What to work on
Ignoring the images, restate the records below word for word.

Record excerpts
▼▼▼

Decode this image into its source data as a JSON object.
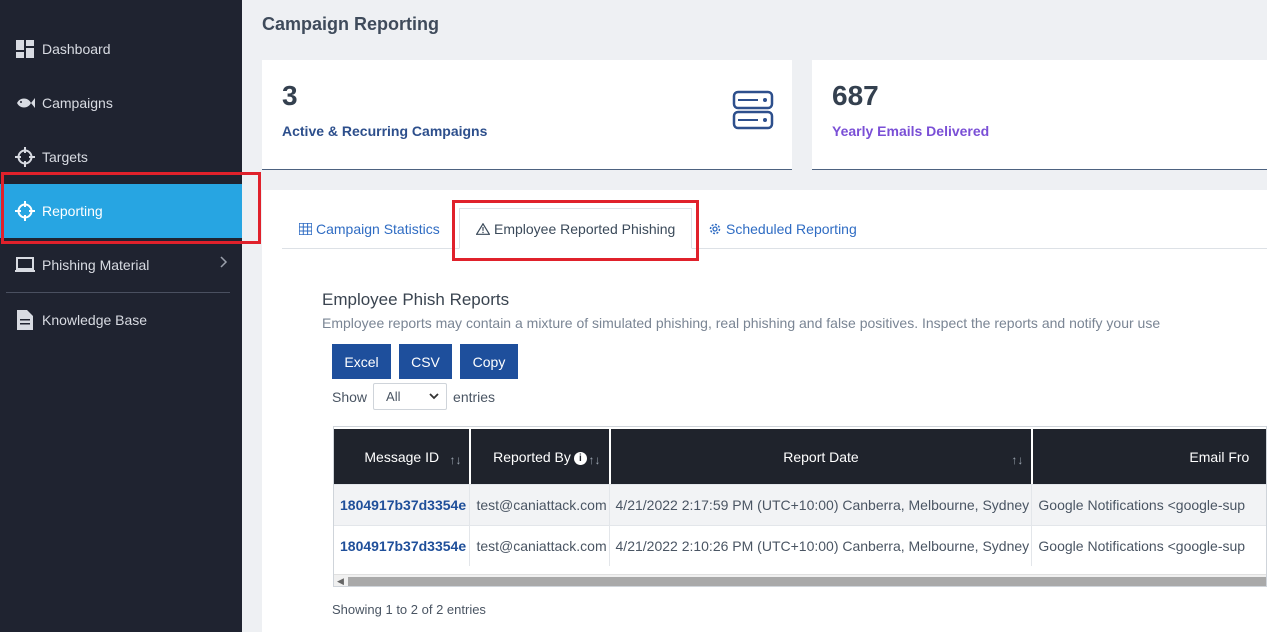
{
  "sidebar": {
    "items": [
      {
        "label": "Dashboard"
      },
      {
        "label": "Campaigns"
      },
      {
        "label": "Targets"
      },
      {
        "label": "Reporting"
      },
      {
        "label": "Phishing Material"
      },
      {
        "label": "Knowledge Base"
      }
    ]
  },
  "header": {
    "title": "Campaign Reporting"
  },
  "cards": [
    {
      "value": "3",
      "label": "Active & Recurring Campaigns",
      "color": "#2d4f8c"
    },
    {
      "value": "687",
      "label": "Yearly Emails Delivered",
      "color": "#7a4fd6"
    }
  ],
  "tabs": [
    {
      "label": "Campaign Statistics"
    },
    {
      "label": "Employee Reported Phishing"
    },
    {
      "label": "Scheduled Reporting"
    }
  ],
  "section": {
    "title": "Employee Phish Reports",
    "description": "Employee reports may contain a mixture of simulated phishing, real phishing and false positives. Inspect the reports and notify your use"
  },
  "export_buttons": {
    "excel": "Excel",
    "csv": "CSV",
    "copy": "Copy"
  },
  "show_entries": {
    "show_label": "Show",
    "selected": "All",
    "entries_label": "entries"
  },
  "table": {
    "headers": [
      "Message ID",
      "Reported By",
      "Report Date",
      "Email Fro"
    ],
    "rows": [
      [
        "1804917b37d3354e",
        "test@caniattack.com",
        "4/21/2022 2:17:59 PM (UTC+10:00) Canberra, Melbourne, Sydney",
        "Google Notifications <google-sup"
      ],
      [
        "1804917b37d3354e",
        "test@caniattack.com",
        "4/21/2022 2:10:26 PM (UTC+10:00) Canberra, Melbourne, Sydney",
        "Google Notifications <google-sup"
      ]
    ]
  },
  "footer": {
    "info": "Showing 1 to 2 of 2 entries"
  },
  "colors": {
    "sidebar_bg": "#1f2330",
    "active_nav": "#27a5e2",
    "button": "#1e4f9c",
    "highlight": "#e0212b"
  }
}
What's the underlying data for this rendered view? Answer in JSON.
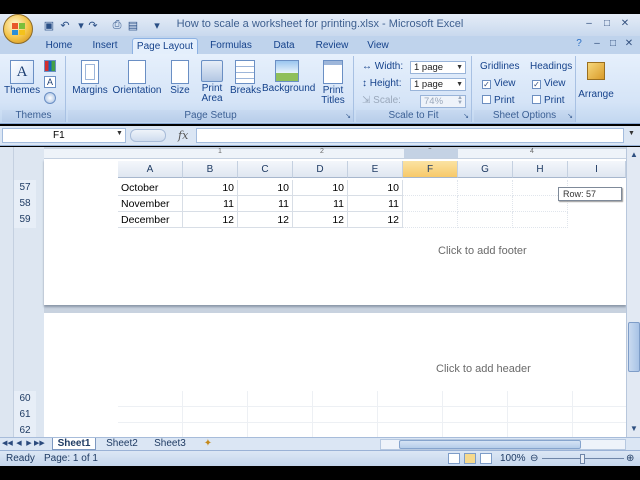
{
  "window": {
    "title": "How to scale a worksheet for printing.xlsx - Microsoft Excel",
    "minimize": "–",
    "restore": "□",
    "close": "✕"
  },
  "qat": [
    {
      "name": "save-icon",
      "glyph": "▣"
    },
    {
      "name": "undo-icon",
      "glyph": "↶"
    },
    {
      "name": "redo-icon",
      "glyph": "↷"
    },
    {
      "name": "print-preview-icon",
      "glyph": "⎙"
    },
    {
      "name": "quick-print-icon",
      "glyph": "▤"
    },
    {
      "name": "qat-dropdown-icon",
      "glyph": "▾"
    }
  ],
  "tabs": [
    "Home",
    "Insert",
    "Page Layout",
    "Formulas",
    "Data",
    "Review",
    "View"
  ],
  "active_tab": "Page Layout",
  "ribbon": {
    "themes": {
      "label": "Themes",
      "button": "Themes"
    },
    "page_setup": {
      "label": "Page Setup",
      "buttons": [
        "Margins",
        "Orientation",
        "Size",
        "Print Area",
        "Breaks",
        "Background",
        "Print Titles"
      ]
    },
    "scale_to_fit": {
      "label": "Scale to Fit",
      "width_label": "Width:",
      "width_value": "1 page",
      "height_label": "Height:",
      "height_value": "1 page",
      "scale_label": "Scale:",
      "scale_value": "74%"
    },
    "sheet_options": {
      "label": "Sheet Options",
      "gridlines": "Gridlines",
      "headings": "Headings",
      "view": "View",
      "print": "Print"
    },
    "arrange": {
      "label": "Arrange"
    }
  },
  "formula_bar": {
    "name_box": "F1",
    "fx": "fx",
    "value": ""
  },
  "columns": [
    "A",
    "B",
    "C",
    "D",
    "E",
    "F",
    "G",
    "H",
    "I"
  ],
  "selected_column": "F",
  "ruler_marks": [
    "1",
    "2",
    "3",
    "4"
  ],
  "rows": [
    {
      "num": "57",
      "cells": [
        "October",
        "10",
        "10",
        "10",
        "10"
      ]
    },
    {
      "num": "58",
      "cells": [
        "November",
        "11",
        "11",
        "11",
        "11"
      ]
    },
    {
      "num": "59",
      "cells": [
        "December",
        "12",
        "12",
        "12",
        "12"
      ]
    }
  ],
  "lower_rows": [
    "60",
    "61",
    "62"
  ],
  "footer_prompt": "Click to add footer",
  "header_prompt": "Click to add header",
  "row_tooltip": "Row: 57",
  "sheet_tabs": [
    "Sheet1",
    "Sheet2",
    "Sheet3"
  ],
  "active_sheet": "Sheet1",
  "status": {
    "ready": "Ready",
    "page": "Page: 1 of 1",
    "zoom": "100%"
  },
  "colors": {
    "accent": "#15428b",
    "ribbon_bg": "#dbe7f6",
    "selected_col": "#f7c96a"
  }
}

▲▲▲

Task answer
Decode this image into its source data as a JSON object.
{
  "sidebar": {
    "items": [
      {
        "label": "Dashboard"
      },
      {
        "label": "Campaigns"
      },
      {
        "label": "Targets"
      },
      {
        "label": "Reporting"
      },
      {
        "label": "Phishing Material"
      },
      {
        "label": "Knowledge Base"
      }
    ]
  },
  "header": {
    "title": "Campaign Reporting"
  },
  "cards": [
    {
      "value": "3",
      "label": "Active & Recurring Campaigns",
      "color": "#2d4f8c"
    },
    {
      "value": "687",
      "label": "Yearly Emails Delivered",
      "color": "#7a4fd6"
    }
  ],
  "tabs": [
    {
      "label": "Campaign Statistics"
    },
    {
      "label": "Employee Reported Phishing"
    },
    {
      "label": "Scheduled Reporting"
    }
  ],
  "section": {
    "title": "Employee Phish Reports",
    "description": "Employee reports may contain a mixture of simulated phishing, real phishing and false positives. Inspect the reports and notify your use"
  },
  "export_buttons": {
    "excel": "Excel",
    "csv": "CSV",
    "copy": "Copy"
  },
  "show_entries": {
    "show_label": "Show",
    "selected": "All",
    "entries_label": "entries"
  },
  "table": {
    "headers": [
      "Message ID",
      "Reported By",
      "Report Date",
      "Email Fro"
    ],
    "rows": [
      [
        "1804917b37d3354e",
        "test@caniattack.com",
        "4/21/2022 2:17:59 PM (UTC+10:00) Canberra, Melbourne, Sydney",
        "Google Notifications <google-sup"
      ],
      [
        "1804917b37d3354e",
        "test@caniattack.com",
        "4/21/2022 2:10:26 PM (UTC+10:00) Canberra, Melbourne, Sydney",
        "Google Notifications <google-sup"
      ]
    ]
  },
  "footer": {
    "info": "Showing 1 to 2 of 2 entries"
  },
  "colors": {
    "sidebar_bg": "#1f2330",
    "active_nav": "#27a5e2",
    "button": "#1e4f9c",
    "highlight": "#e0212b"
  }
}
What's the underlying data for this rendered view? Answer in JSON.
{
  "window": {
    "title": "How to scale a worksheet for printing.xlsx - Microsoft Excel",
    "minimize": "–",
    "restore": "□",
    "close": "✕"
  },
  "qat": [
    {
      "name": "save-icon",
      "glyph": "▣"
    },
    {
      "name": "undo-icon",
      "glyph": "↶"
    },
    {
      "name": "redo-icon",
      "glyph": "↷"
    },
    {
      "name": "print-preview-icon",
      "glyph": "⎙"
    },
    {
      "name": "quick-print-icon",
      "glyph": "▤"
    },
    {
      "name": "qat-dropdown-icon",
      "glyph": "▾"
    }
  ],
  "tabs": [
    "Home",
    "Insert",
    "Page Layout",
    "Formulas",
    "Data",
    "Review",
    "View"
  ],
  "active_tab": "Page Layout",
  "ribbon": {
    "themes": {
      "label": "Themes",
      "button": "Themes"
    },
    "page_setup": {
      "label": "Page Setup",
      "buttons": [
        "Margins",
        "Orientation",
        "Size",
        "Print Area",
        "Breaks",
        "Background",
        "Print Titles"
      ]
    },
    "scale_to_fit": {
      "label": "Scale to Fit",
      "width_label": "Width:",
      "width_value": "1 page",
      "height_label": "Height:",
      "height_value": "1 page",
      "scale_label": "Scale:",
      "scale_value": "74%"
    },
    "sheet_options": {
      "label": "Sheet Options",
      "gridlines": "Gridlines",
      "headings": "Headings",
      "view": "View",
      "print": "Print"
    },
    "arrange": {
      "label": "Arrange"
    }
  },
  "formula_bar": {
    "name_box": "F1",
    "fx": "fx",
    "value": ""
  },
  "columns": [
    "A",
    "B",
    "C",
    "D",
    "E",
    "F",
    "G",
    "H",
    "I"
  ],
  "selected_column": "F",
  "ruler_marks": [
    "1",
    "2",
    "3",
    "4"
  ],
  "rows": [
    {
      "num": "57",
      "cells": [
        "October",
        "10",
        "10",
        "10",
        "10"
      ]
    },
    {
      "num": "58",
      "cells": [
        "November",
        "11",
        "11",
        "11",
        "11"
      ]
    },
    {
      "num": "59",
      "cells": [
        "December",
        "12",
        "12",
        "12",
        "12"
      ]
    }
  ],
  "lower_rows": [
    "60",
    "61",
    "62"
  ],
  "footer_prompt": "Click to add footer",
  "header_prompt": "Click to add header",
  "row_tooltip": "Row: 57",
  "sheet_tabs": [
    "Sheet1",
    "Sheet2",
    "Sheet3"
  ],
  "active_sheet": "Sheet1",
  "status": {
    "ready": "Ready",
    "page": "Page: 1 of 1",
    "zoom": "100%"
  },
  "colors": {
    "accent": "#15428b",
    "ribbon_bg": "#dbe7f6",
    "selected_col": "#f7c96a"
  }
}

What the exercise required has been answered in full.